Immigration Act 2016 (Right to Rent)
New provisions came into force on 1st December 2016. The main changes, which currently only apply to England, are:
There are two new ways to end a tenancy on tenants who do not have the Right to Rent. The first is a new 28 day notice which can be issued once notification from Secretary of State has been received. The second is by issuing a Section 8 Notice under a new mandatory ground 7B of Schedule 2 of the Housing Act.
As well as the penalties already in place, there is a new criminal offence intended to be used for the more serious offenders. A landlord (or an agent if he has failed to notify the landlord) will be liable if he has knowingly let property to tenants who do not have the right to rent; if found guilty he could face an unlimited fine or up to five years’ imprisonment.
However, you will have a defence if the correct steps have been taken to end the tenancy and evict the tenants within a reasonable period of time (which the draft guidance states is within three months of discovering that the tenant has no right to rent).
Energy Performance Certificates
All tenancies that begin after 1st April 2018 will be required to have a minimum EPC rating of E (all existing tenancies will have to comply by 1st April 2020). The regulations will prevent any landlord from letting a property with a rating of F or G until the necessary energy efficiency improvements have been carried out. A local authority could impose financial penalties on a landlord if it finds they are in breach of these regulations or unable to prove compliance.
We strongly advise that you review your property’s EPC rating now and undertake any reasonable improvements that may be necessary. It is also important that landlords check the date the EPC was carried out – they are only valid for 10 years and you need a valid EPC every time your property is marketed to let.
Liability for Common Parts - the outcome
The Edwards v Kumarasamy case was where a tenant attempted to sue their landlord after they tripped on a loose paving stone in a communal area of the building.
The Supreme Court’s recent decision on the case has confirmed that a landlord has no responsibility for the upkeep of the common parts of a property and no liability for the maintenance failures of the freeholder. However, a landlord would have a duty of care to inform the freeholder or the managing agent of any maintenance issues within the common parts.
Houses in Multiple Occupation (HMO) and licensing reforms
Following a consultation in October 2016 on extending mandatory licensing of HMOs, there are new proposals which may come into force in October 2017, however, with the announcement of the general election this may be delayed.

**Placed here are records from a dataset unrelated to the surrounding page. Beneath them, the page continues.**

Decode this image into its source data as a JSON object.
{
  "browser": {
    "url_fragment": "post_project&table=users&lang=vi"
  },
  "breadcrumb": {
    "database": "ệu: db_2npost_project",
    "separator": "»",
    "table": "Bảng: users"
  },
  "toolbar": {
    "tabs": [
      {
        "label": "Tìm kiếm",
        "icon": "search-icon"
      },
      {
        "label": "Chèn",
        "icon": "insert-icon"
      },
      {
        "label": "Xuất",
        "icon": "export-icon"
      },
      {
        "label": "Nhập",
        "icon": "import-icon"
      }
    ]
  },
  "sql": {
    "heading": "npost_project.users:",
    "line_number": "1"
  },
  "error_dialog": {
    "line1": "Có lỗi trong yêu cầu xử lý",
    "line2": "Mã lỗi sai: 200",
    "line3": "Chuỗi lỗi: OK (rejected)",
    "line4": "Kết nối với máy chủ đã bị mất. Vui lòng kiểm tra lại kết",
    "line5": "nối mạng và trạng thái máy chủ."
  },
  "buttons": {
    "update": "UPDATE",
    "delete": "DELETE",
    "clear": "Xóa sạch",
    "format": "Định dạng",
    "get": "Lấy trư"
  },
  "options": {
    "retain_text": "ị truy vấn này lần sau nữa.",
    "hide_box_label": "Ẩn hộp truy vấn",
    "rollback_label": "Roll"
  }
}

These will probably include licencing for:
- any tenancy with five or more people forming two or more households
- any properties above or below business premises
These are separate to selective licencing schemes that certain local authorities have recently brought in.
Serving Section 21 Notices
In order to correctly serve a Section 21 Notice to gain possession on an Assured Shorthold Tenancy, and so that it is not invalid, the following must have been completed. all tenants must have been in receipt of the following at the beginning of the tenancy:
- A valid Energy Performance Certificate (EPC)
- A copy of the government’s How to Rent Guide
- A valid Gas Safety Record (if applicable) including any renewal (if applicable)
- Prescribed Information
- Deposit protection leaflet
- Deposit certificate proving that the deposit has been registered
- HMO licence (if applicable)
Under the Deregulation Act 2015, Section 21 notices will also be invalid where a local authority has served an enforcement notice following a complaint by the tenant about the condition of the property.
If you have any questions regarding your duties as a landlord, or are planning on becoming a landlord or would like to discuss our property management services, please contact us.